What needs to be done:
Reproduce the entries exactly. Omit none of them.

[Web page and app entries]

####################

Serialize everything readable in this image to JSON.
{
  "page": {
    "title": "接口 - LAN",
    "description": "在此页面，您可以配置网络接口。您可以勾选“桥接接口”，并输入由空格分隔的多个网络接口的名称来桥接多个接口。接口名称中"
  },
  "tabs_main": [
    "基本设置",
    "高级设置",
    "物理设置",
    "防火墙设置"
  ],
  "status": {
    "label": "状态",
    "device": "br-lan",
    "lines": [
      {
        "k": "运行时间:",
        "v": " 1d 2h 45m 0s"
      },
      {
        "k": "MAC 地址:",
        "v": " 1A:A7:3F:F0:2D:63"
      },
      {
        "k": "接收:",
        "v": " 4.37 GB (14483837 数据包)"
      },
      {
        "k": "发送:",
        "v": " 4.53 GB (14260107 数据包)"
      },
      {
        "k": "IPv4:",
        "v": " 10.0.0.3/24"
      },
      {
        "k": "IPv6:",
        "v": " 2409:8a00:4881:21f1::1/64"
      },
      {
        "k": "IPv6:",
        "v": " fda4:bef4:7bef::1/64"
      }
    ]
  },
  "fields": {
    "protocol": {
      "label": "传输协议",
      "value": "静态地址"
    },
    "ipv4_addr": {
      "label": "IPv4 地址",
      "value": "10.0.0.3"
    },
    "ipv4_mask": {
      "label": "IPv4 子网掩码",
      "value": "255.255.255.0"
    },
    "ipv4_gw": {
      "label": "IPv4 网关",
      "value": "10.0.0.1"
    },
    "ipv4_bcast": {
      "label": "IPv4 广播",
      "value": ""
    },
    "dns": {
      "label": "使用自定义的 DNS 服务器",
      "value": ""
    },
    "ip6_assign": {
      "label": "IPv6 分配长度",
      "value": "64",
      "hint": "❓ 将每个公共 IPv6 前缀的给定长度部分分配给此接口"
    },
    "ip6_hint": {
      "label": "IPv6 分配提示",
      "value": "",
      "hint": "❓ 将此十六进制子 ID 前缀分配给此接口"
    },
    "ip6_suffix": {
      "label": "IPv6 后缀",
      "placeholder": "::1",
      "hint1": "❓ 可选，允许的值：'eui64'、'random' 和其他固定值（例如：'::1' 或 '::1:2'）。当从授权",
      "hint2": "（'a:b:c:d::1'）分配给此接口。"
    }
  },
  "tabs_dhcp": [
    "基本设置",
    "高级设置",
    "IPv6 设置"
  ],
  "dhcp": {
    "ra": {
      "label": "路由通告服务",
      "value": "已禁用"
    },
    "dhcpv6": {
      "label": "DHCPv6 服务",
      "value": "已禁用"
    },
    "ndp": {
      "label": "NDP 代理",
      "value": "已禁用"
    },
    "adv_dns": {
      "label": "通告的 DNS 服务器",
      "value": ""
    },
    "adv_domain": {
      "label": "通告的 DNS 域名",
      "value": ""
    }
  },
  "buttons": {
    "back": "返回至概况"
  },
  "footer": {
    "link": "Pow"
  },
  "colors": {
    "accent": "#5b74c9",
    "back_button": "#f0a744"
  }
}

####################

Output of the task:
Serialize everything readable in this image to JSON.
{
  "page": {
    "title": "接口 - LAN",
    "description": "在此页面，您可以配置网络接口。您可以勾选“桥接接口”，并输入由空格分隔的多个网络接口的名称来桥接多个接口。接口名称中"
  },
  "tabs_main": [
    "基本设置",
    "高级设置",
    "物理设置",
    "防火墙设置"
  ],
  "status": {
    "label": "状态",
    "device": "br-lan",
    "lines": [
      {
        "k": "运行时间:",
        "v": " 1d 2h 45m 0s"
      },
      {
        "k": "MAC 地址:",
        "v": " 1A:A7:3F:F0:2D:63"
      },
      {
        "k": "接收:",
        "v": " 4.37 GB (14483837 数据包)"
      },
      {
        "k": "发送:",
        "v": " 4.53 GB (14260107 数据包)"
      },
      {
        "k": "IPv4:",
        "v": " 10.0.0.3/24"
      },
      {
        "k": "IPv6:",
        "v": " 2409:8a00:4881:21f1::1/64"
      },
      {
        "k": "IPv6:",
        "v": " fda4:bef4:7bef::1/64"
      }
    ]
  },
  "fields": {
    "protocol": {
      "label": "传输协议",
      "value": "静态地址"
    },
    "ipv4_addr": {
      "label": "IPv4 地址",
      "value": "10.0.0.3"
    },
    "ipv4_mask": {
      "label": "IPv4 子网掩码",
      "value": "255.255.255.0"
    },
    "ipv4_gw": {
      "label": "IPv4 网关",
      "value": "10.0.0.1"
    },
    "ipv4_bcast": {
      "label": "IPv4 广播",
      "value": ""
    },
    "dns": {
      "label": "使用自定义的 DNS 服务器",
      "value": ""
    },
    "ip6_assign": {
      "label": "IPv6 分配长度",
      "value": "64",
      "hint": "❓ 将每个公共 IPv6 前缀的给定长度部分分配给此接口"
    },
    "ip6_hint": {
      "label": "IPv6 分配提示",
      "value": "",
      "hint": "❓ 将此十六进制子 ID 前缀分配给此接口"
    },
    "ip6_suffix": {
      "label": "IPv6 后缀",
      "placeholder": "::1",
      "hint1": "❓ 可选，允许的值：'eui64'、'random' 和其他固定值（例如：'::1' 或 '::1:2'）。当从授权",
      "hint2": "（'a:b:c:d::1'）分配给此接口。"
    }
  },
  "tabs_dhcp": [
    "基本设置",
    "高级设置",
    "IPv6 设置"
  ],
  "dhcp": {
    "ra": {
      "label": "路由通告服务",
      "value": "已禁用"
    },
    "dhcpv6": {
      "label": "DHCPv6 服务",
      "value": "已禁用"
    },
    "ndp": {
      "label": "NDP 代理",
      "value": "已禁用"
    },
    "adv_dns": {
      "label": "通告的 DNS 服务器",
      "value": ""
    },
    "adv_domain": {
      "label": "通告的 DNS 域名",
      "value": ""
    }
  },
  "buttons": {
    "back": "返回至概况"
  },
  "footer": {
    "link": "Pow"
  },
  "colors": {
    "accent": "#5b74c9",
    "back_button": "#f0a744"
  }
}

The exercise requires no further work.